##### MATERIAL PROVIDED #####
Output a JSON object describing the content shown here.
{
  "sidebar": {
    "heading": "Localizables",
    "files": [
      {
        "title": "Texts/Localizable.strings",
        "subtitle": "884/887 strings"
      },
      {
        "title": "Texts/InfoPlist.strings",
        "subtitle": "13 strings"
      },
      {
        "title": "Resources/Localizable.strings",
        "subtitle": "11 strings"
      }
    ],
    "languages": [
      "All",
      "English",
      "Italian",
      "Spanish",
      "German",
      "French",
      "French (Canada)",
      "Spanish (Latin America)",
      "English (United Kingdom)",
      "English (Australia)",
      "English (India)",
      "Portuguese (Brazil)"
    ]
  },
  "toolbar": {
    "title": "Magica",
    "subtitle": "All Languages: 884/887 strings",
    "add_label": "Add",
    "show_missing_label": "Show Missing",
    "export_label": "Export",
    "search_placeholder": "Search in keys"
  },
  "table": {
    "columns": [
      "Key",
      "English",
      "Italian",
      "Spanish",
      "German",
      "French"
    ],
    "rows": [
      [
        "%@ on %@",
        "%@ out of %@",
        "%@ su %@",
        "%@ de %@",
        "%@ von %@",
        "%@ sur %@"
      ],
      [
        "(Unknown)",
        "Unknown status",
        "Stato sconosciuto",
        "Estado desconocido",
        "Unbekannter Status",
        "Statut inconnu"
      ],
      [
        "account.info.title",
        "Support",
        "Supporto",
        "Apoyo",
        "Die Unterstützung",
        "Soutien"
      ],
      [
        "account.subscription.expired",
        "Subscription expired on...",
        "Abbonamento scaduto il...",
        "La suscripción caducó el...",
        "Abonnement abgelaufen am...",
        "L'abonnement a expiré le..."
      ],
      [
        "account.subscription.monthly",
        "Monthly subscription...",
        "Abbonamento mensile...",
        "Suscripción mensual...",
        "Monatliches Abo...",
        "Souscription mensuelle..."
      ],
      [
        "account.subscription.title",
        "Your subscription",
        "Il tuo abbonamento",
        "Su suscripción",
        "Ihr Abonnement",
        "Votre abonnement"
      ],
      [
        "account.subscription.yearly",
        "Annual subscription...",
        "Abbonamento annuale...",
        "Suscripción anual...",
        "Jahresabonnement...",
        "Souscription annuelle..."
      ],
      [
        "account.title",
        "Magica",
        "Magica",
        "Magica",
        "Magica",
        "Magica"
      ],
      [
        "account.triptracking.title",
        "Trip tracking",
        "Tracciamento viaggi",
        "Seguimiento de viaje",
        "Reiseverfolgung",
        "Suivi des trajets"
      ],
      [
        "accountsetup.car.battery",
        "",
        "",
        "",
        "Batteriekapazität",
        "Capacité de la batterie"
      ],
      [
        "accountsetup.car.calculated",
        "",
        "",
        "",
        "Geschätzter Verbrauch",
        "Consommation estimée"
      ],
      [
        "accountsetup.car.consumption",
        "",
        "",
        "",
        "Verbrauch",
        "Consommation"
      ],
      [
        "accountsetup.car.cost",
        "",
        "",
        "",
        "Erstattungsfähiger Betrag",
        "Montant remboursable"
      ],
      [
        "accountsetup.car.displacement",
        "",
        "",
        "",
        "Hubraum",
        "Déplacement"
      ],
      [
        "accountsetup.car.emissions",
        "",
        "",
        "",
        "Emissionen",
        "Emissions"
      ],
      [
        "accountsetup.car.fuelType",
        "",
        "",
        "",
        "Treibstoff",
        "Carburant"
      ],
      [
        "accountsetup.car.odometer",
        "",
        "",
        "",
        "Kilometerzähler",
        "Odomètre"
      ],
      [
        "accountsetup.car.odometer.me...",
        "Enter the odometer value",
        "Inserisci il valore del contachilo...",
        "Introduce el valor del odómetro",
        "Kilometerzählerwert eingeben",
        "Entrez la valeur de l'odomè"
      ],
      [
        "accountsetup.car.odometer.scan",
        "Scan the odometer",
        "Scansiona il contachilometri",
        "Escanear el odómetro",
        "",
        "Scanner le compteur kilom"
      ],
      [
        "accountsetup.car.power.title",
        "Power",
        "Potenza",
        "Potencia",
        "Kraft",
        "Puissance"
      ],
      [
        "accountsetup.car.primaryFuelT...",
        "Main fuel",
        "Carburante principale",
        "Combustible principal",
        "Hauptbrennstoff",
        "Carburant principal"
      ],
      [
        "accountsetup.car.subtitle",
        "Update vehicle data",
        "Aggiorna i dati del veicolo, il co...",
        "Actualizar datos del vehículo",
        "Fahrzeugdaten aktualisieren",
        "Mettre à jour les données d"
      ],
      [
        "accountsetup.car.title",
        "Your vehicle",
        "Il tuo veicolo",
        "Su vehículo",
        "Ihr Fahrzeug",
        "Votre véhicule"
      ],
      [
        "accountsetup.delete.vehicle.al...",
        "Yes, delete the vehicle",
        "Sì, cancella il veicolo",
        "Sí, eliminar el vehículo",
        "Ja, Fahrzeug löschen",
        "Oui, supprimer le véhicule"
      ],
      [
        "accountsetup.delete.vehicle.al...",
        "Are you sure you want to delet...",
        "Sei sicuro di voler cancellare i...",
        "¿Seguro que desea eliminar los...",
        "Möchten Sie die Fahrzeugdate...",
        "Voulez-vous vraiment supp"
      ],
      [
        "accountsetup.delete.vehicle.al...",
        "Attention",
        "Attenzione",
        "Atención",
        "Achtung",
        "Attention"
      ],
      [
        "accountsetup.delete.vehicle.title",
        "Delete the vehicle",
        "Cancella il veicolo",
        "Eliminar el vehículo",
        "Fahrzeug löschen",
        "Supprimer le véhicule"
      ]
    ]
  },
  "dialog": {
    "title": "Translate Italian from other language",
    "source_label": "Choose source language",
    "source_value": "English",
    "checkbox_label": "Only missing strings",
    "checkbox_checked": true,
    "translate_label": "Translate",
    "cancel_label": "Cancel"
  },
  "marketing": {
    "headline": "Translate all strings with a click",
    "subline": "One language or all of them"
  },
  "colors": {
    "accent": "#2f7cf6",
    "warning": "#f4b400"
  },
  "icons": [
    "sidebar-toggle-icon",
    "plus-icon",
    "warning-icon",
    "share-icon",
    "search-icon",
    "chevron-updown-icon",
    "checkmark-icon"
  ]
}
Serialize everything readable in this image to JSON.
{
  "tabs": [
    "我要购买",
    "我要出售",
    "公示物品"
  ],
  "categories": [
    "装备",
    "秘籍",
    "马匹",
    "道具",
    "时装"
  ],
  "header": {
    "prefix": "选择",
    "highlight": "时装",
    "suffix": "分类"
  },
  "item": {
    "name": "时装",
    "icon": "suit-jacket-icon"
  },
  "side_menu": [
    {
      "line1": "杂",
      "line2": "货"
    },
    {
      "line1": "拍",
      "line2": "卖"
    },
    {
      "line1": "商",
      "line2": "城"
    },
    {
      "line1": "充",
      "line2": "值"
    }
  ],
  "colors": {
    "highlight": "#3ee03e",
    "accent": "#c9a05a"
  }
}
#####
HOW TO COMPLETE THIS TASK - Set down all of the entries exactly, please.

ANSWER TO THIS EXERCISE -
Output a JSON object describing the content shown here.
{
  "sidebar": {
    "heading": "Localizables",
    "files": [
      {
        "title": "Texts/Localizable.strings",
        "subtitle": "884/887 strings"
      },
      {
        "title": "Texts/InfoPlist.strings",
        "subtitle": "13 strings"
      },
      {
        "title": "Resources/Localizable.strings",
        "subtitle": "11 strings"
      }
    ],
    "languages": [
      "All",
      "English",
      "Italian",
      "Spanish",
      "German",
      "French",
      "French (Canada)",
      "Spanish (Latin America)",
      "English (United Kingdom)",
      "English (Australia)",
      "English (India)",
      "Portuguese (Brazil)"
    ]
  },
  "toolbar": {
    "title": "Magica",
    "subtitle": "All Languages: 884/887 strings",
    "add_label": "Add",
    "show_missing_label": "Show Missing",
    "export_label": "Export",
    "search_placeholder": "Search in keys"
  },
  "table": {
    "columns": [
      "Key",
      "English",
      "Italian",
      "Spanish",
      "German",
      "French"
    ],
    "rows": [
      [
        "%@ on %@",
        "%@ out of %@",
        "%@ su %@",
        "%@ de %@",
        "%@ von %@",
        "%@ sur %@"
      ],
      [
        "(Unknown)",
        "Unknown status",
        "Stato sconosciuto",
        "Estado desconocido",
        "Unbekannter Status",
        "Statut inconnu"
      ],
      [
        "account.info.title",
        "Support",
        "Supporto",
        "Apoyo",
        "Die Unterstützung",
        "Soutien"
      ],
      [
        "account.subscription.expired",
        "Subscription expired on...",
        "Abbonamento scaduto il...",
        "La suscripción caducó el...",
        "Abonnement abgelaufen am...",
        "L'abonnement a expiré le..."
      ],
      [
        "account.subscription.monthly",
        "Monthly subscription...",
        "Abbonamento mensile...",
        "Suscripción mensual...",
        "Monatliches Abo...",
        "Souscription mensuelle..."
      ],
      [
        "account.subscription.title",
        "Your subscription",
        "Il tuo abbonamento",
        "Su suscripción",
        "Ihr Abonnement",
        "Votre abonnement"
      ],
      [
        "account.subscription.yearly",
        "Annual subscription...",
        "Abbonamento annuale...",
        "Suscripción anual...",
        "Jahresabonnement...",
        "Souscription annuelle..."
      ],
      [
        "account.title",
        "Magica",
        "Magica",
        "Magica",
        "Magica",
        "Magica"
      ],
      [
        "account.triptracking.title",
        "Trip tracking",
        "Tracciamento viaggi",
        "Seguimiento de viaje",
        "Reiseverfolgung",
        "Suivi des trajets"
      ],
      [
        "accountsetup.car.battery",
        "",
        "",
        "",
        "Batteriekapazität",
        "Capacité de la batterie"
      ],
      [
        "accountsetup.car.calculated",
        "",
        "",
        "",
        "Geschätzter Verbrauch",
        "Consommation estimée"
      ],
      [
        "accountsetup.car.consumption",
        "",
        "",
        "",
        "Verbrauch",
        "Consommation"
      ],
      [
        "accountsetup.car.cost",
        "",
        "",
        "",
        "Erstattungsfähiger Betrag",
        "Montant remboursable"
      ],
      [
        "accountsetup.car.displacement",
        "",
        "",
        "",
        "Hubraum",
        "Déplacement"
      ],
      [
        "accountsetup.car.emissions",
        "",
        "",
        "",
        "Emissionen",
        "Emissions"
      ],
      [
        "accountsetup.car.fuelType",
        "",
        "",
        "",
        "Treibstoff",
        "Carburant"
      ],
      [
        "accountsetup.car.odometer",
        "",
        "",
        "",
        "Kilometerzähler",
        "Odomètre"
      ],
      [
        "accountsetup.car.odometer.me...",
        "Enter the odometer value",
        "Inserisci il valore del contachilo...",
        "Introduce el valor del odómetro",
        "Kilometerzählerwert eingeben",
        "Entrez la valeur de l'odomè"
      ],
      [
        "accountsetup.car.odometer.scan",
        "Scan the odometer",
        "Scansiona il contachilometri",
        "Escanear el odómetro",
        "",
        "Scanner le compteur kilom"
      ],
      [
        "accountsetup.car.power.title",
        "Power",
        "Potenza",
        "Potencia",
        "Kraft",
        "Puissance"
      ],
      [
        "accountsetup.car.primaryFuelT...",
        "Main fuel",
        "Carburante principale",
        "Combustible principal",
        "Hauptbrennstoff",
        "Carburant principal"
      ],
      [
        "accountsetup.car.subtitle",
        "Update vehicle data",
        "Aggiorna i dati del veicolo, il co...",
        "Actualizar datos del vehículo",
        "Fahrzeugdaten aktualisieren",
        "Mettre à jour les données d"
      ],
      [
        "accountsetup.car.title",
        "Your vehicle",
        "Il tuo veicolo",
        "Su vehículo",
        "Ihr Fahrzeug",
        "Votre véhicule"
      ],
      [
        "accountsetup.delete.vehicle.al...",
        "Yes, delete the vehicle",
        "Sì, cancella il veicolo",
        "Sí, eliminar el vehículo",
        "Ja, Fahrzeug löschen",
        "Oui, supprimer le véhicule"
      ],
      [
        "accountsetup.delete.vehicle.al...",
        "Are you sure you want to delet...",
        "Sei sicuro di voler cancellare i...",
        "¿Seguro que desea eliminar los...",
        "Möchten Sie die Fahrzeugdate...",
        "Voulez-vous vraiment supp"
      ],
      [
        "accountsetup.delete.vehicle.al...",
        "Attention",
        "Attenzione",
        "Atención",
        "Achtung",
        "Attention"
      ],
      [
        "accountsetup.delete.vehicle.title",
        "Delete the vehicle",
        "Cancella il veicolo",
        "Eliminar el vehículo",
        "Fahrzeug löschen",
        "Supprimer le véhicule"
      ]
    ]
  },
  "dialog": {
    "title": "Translate Italian from other language",
    "source_label": "Choose source language",
    "source_value": "English",
    "checkbox_label": "Only missing strings",
    "checkbox_checked": true,
    "translate_label": "Translate",
    "cancel_label": "Cancel"
  },
  "marketing": {
    "headline": "Translate all strings with a click",
    "subline": "One language or all of them"
  },
  "colors": {
    "accent": "#2f7cf6",
    "warning": "#f4b400"
  },
  "icons": [
    "sidebar-toggle-icon",
    "plus-icon",
    "warning-icon",
    "share-icon",
    "search-icon",
    "chevron-updown-icon",
    "checkmark-icon"
  ]
}
Serialize everything readable in this image to JSON.
{
  "tabs": [
    "我要购买",
    "我要出售",
    "公示物品"
  ],
  "categories": [
    "装备",
    "秘籍",
    "马匹",
    "道具",
    "时装"
  ],
  "header": {
    "prefix": "选择",
    "highlight": "时装",
    "suffix": "分类"
  },
  "item": {
    "name": "时装",
    "icon": "suit-jacket-icon"
  },
  "side_menu": [
    {
      "line1": "杂",
      "line2": "货"
    },
    {
      "line1": "拍",
      "line2": "卖"
    },
    {
      "line1": "商",
      "line2": "城"
    },
    {
      "line1": "充",
      "line2": "值"
    }
  ],
  "colors": {
    "highlight": "#3ee03e",
    "accent": "#c9a05a"
  }
}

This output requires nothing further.